§ **DIRECTIONS**:
Copy each line of the records that includes "category".

§ **DATASET EXCERPTS**:
..............................

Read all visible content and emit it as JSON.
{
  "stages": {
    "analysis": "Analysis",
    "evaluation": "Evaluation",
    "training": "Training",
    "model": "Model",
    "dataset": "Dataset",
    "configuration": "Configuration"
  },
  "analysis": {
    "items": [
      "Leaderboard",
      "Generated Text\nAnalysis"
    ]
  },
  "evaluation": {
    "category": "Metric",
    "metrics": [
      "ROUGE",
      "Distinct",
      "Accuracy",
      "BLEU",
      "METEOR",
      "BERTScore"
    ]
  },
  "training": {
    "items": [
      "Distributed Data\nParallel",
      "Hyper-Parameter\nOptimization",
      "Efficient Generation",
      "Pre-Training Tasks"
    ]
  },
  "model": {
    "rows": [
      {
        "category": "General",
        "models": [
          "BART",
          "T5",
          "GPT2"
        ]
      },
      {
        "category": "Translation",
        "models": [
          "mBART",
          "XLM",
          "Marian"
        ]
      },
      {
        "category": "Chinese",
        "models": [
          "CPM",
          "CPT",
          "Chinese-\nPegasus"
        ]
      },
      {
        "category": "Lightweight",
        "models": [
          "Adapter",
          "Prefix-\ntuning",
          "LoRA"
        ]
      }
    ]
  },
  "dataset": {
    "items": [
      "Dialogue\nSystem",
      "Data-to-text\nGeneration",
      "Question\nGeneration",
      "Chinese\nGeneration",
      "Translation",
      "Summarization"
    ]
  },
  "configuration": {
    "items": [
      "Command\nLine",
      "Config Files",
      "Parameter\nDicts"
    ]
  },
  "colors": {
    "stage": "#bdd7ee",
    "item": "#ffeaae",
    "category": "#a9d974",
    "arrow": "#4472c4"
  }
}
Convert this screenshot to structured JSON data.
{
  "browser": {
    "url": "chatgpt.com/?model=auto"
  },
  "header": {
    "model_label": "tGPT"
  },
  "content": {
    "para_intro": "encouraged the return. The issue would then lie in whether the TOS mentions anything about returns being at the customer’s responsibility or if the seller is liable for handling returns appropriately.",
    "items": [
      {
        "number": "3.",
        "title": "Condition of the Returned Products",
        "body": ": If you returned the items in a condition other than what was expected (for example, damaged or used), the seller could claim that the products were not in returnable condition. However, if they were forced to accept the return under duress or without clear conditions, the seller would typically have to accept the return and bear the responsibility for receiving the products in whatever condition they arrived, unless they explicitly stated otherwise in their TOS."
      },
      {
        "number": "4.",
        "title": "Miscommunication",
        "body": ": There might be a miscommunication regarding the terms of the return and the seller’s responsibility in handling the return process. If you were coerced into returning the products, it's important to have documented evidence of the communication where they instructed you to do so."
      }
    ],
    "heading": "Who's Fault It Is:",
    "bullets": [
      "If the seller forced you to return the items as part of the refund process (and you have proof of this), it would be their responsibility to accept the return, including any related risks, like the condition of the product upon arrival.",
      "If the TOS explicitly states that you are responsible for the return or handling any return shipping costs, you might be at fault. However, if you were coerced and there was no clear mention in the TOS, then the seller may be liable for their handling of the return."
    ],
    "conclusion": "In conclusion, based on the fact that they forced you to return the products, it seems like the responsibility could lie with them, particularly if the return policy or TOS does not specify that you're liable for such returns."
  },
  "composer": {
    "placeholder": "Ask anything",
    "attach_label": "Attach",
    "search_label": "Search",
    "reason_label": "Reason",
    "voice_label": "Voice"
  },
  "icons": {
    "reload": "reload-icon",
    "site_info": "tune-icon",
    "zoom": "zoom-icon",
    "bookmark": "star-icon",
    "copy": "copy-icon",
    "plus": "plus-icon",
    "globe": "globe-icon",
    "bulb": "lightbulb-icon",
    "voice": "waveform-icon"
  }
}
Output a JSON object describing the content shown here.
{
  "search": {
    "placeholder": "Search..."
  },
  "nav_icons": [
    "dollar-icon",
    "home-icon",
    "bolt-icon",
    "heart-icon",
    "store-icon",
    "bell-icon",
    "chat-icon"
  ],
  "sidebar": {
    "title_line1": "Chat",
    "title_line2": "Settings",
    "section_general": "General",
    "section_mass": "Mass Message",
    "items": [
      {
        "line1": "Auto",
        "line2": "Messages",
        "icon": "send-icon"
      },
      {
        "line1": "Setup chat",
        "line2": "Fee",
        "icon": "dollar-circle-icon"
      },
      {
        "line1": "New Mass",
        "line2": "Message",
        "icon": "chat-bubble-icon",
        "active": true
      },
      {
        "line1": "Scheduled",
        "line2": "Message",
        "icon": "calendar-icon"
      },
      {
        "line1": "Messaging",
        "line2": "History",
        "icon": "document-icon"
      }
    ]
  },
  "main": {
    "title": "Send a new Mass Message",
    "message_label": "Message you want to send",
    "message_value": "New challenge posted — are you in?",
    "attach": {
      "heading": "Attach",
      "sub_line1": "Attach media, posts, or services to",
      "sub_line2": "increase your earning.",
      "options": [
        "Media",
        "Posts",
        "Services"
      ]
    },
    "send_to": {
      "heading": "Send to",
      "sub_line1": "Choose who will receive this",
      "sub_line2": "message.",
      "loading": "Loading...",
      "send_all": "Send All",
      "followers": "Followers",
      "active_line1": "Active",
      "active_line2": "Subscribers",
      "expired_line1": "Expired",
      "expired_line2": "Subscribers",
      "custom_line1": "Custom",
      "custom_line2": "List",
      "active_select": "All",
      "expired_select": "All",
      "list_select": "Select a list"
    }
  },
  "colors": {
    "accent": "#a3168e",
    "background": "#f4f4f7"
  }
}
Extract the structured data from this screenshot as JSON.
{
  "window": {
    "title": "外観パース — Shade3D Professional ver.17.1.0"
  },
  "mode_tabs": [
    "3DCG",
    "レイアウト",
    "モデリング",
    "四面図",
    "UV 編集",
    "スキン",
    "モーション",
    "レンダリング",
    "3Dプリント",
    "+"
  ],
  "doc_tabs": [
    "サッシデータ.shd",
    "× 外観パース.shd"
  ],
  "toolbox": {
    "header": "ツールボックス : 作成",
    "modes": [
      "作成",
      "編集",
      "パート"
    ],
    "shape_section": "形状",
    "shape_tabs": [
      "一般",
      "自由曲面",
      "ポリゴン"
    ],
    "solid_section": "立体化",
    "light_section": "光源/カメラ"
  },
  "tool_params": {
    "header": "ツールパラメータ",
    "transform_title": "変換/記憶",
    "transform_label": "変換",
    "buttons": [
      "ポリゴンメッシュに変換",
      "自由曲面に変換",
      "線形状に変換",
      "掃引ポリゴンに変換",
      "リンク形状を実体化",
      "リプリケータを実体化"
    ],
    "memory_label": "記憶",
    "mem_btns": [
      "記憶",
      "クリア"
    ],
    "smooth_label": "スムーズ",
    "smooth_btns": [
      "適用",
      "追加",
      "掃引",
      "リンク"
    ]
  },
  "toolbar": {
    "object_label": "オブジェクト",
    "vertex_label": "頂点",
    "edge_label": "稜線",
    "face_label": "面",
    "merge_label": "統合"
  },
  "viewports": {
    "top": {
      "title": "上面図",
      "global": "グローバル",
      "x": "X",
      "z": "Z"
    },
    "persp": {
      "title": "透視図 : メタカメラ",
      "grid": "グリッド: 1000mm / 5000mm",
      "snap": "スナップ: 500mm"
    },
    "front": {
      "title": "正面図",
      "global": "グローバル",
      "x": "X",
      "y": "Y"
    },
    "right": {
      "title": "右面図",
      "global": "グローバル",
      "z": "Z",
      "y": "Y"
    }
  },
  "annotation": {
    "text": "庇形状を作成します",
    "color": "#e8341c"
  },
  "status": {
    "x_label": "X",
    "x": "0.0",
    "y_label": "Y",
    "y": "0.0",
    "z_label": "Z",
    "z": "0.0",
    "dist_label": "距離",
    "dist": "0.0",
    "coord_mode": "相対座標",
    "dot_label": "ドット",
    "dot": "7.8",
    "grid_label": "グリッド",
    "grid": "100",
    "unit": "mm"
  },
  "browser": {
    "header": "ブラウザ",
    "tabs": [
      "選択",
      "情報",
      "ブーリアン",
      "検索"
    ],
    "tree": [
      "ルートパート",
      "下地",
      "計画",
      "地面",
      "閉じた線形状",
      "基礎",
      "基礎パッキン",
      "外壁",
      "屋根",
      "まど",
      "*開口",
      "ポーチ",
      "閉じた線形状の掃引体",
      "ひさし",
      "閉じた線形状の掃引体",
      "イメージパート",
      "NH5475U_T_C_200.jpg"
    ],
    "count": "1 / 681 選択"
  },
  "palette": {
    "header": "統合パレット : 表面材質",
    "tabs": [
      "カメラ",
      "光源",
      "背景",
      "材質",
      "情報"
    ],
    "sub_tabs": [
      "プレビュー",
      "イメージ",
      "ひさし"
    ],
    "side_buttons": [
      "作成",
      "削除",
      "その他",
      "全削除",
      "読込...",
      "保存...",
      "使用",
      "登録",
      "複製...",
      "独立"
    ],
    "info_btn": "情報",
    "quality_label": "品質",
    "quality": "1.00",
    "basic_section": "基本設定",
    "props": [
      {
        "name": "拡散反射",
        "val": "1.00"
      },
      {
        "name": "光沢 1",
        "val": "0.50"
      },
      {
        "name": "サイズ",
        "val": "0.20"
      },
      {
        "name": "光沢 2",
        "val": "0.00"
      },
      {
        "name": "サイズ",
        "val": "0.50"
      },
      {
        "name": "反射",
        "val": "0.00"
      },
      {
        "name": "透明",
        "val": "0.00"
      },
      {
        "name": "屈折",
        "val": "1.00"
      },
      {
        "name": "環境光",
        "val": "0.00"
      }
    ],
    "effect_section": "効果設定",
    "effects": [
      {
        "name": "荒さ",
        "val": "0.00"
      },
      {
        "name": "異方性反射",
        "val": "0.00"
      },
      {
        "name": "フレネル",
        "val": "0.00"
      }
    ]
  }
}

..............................

§ **EXERCISE RESULT**:
    "category": "Metric",
        "category": "General",
        "category": "Translation",
        "category": "Chinese",
        "category": "Lightweight",
    "category": "#a9d974",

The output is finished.